[Assignment]
Word for word, repeat each entry that follows.

(Saved data entries)

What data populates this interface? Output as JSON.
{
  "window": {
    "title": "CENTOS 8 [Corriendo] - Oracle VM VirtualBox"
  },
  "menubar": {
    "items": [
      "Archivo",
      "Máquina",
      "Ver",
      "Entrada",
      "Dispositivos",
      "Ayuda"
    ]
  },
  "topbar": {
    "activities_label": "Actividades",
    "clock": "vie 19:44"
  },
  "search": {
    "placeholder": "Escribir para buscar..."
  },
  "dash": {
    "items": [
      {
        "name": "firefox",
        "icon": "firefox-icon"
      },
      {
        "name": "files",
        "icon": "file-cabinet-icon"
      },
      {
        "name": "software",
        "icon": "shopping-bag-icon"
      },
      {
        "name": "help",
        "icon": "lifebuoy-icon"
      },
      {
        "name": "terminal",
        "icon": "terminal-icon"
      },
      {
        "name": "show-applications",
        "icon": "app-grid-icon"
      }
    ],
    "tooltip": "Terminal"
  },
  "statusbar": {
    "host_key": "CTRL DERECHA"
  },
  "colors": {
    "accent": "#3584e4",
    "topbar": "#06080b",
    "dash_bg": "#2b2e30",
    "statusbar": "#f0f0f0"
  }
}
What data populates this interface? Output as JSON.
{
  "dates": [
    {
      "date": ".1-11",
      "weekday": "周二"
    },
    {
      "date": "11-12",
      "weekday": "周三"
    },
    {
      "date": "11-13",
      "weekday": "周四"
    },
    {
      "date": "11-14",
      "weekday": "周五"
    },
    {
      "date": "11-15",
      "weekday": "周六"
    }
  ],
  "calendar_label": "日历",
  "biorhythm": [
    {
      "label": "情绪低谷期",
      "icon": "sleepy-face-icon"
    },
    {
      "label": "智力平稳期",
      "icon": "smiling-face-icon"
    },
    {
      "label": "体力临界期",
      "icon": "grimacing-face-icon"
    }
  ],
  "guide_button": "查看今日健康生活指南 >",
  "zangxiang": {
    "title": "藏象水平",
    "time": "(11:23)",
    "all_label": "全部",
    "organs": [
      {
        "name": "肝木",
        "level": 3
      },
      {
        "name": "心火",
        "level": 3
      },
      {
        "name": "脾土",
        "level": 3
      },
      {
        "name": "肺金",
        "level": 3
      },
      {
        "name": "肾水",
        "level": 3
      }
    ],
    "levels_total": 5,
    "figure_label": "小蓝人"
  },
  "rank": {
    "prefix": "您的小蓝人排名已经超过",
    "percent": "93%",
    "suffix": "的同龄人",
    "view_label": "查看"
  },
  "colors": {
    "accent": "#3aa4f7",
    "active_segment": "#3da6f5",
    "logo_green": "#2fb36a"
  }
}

[Response to the exercise]
What data populates this interface? Output as JSON.
{
  "window": {
    "title": "CENTOS 8 [Corriendo] - Oracle VM VirtualBox"
  },
  "menubar": {
    "items": [
      "Archivo",
      "Máquina",
      "Ver",
      "Entrada",
      "Dispositivos",
      "Ayuda"
    ]
  },
  "topbar": {
    "activities_label": "Actividades",
    "clock": "vie 19:44"
  },
  "search": {
    "placeholder": "Escribir para buscar..."
  },
  "dash": {
    "items": [
      {
        "name": "firefox",
        "icon": "firefox-icon"
      },
      {
        "name": "files",
        "icon": "file-cabinet-icon"
      },
      {
        "name": "software",
        "icon": "shopping-bag-icon"
      },
      {
        "name": "help",
        "icon": "lifebuoy-icon"
      },
      {
        "name": "terminal",
        "icon": "terminal-icon"
      },
      {
        "name": "show-applications",
        "icon": "app-grid-icon"
      }
    ],
    "tooltip": "Terminal"
  },
  "statusbar": {
    "host_key": "CTRL DERECHA"
  },
  "colors": {
    "accent": "#3584e4",
    "topbar": "#06080b",
    "dash_bg": "#2b2e30",
    "statusbar": "#f0f0f0"
  }
}
What data populates this interface? Output as JSON.
{
  "dates": [
    {
      "date": ".1-11",
      "weekday": "周二"
    },
    {
      "date": "11-12",
      "weekday": "周三"
    },
    {
      "date": "11-13",
      "weekday": "周四"
    },
    {
      "date": "11-14",
      "weekday": "周五"
    },
    {
      "date": "11-15",
      "weekday": "周六"
    }
  ],
  "calendar_label": "日历",
  "biorhythm": [
    {
      "label": "情绪低谷期",
      "icon": "sleepy-face-icon"
    },
    {
      "label": "智力平稳期",
      "icon": "smiling-face-icon"
    },
    {
      "label": "体力临界期",
      "icon": "grimacing-face-icon"
    }
  ],
  "guide_button": "查看今日健康生活指南 >",
  "zangxiang": {
    "title": "藏象水平",
    "time": "(11:23)",
    "all_label": "全部",
    "organs": [
      {
        "name": "肝木",
        "level": 3
      },
      {
        "name": "心火",
        "level": 3
      },
      {
        "name": "脾土",
        "level": 3
      },
      {
        "name": "肺金",
        "level": 3
      },
      {
        "name": "肾水",
        "level": 3
      }
    ],
    "levels_total": 5,
    "figure_label": "小蓝人"
  },
  "rank": {
    "prefix": "您的小蓝人排名已经超过",
    "percent": "93%",
    "suffix": "的同龄人",
    "view_label": "查看"
  },
  "colors": {
    "accent": "#3aa4f7",
    "active_segment": "#3da6f5",
    "logo_green": "#2fb36a"
  }
}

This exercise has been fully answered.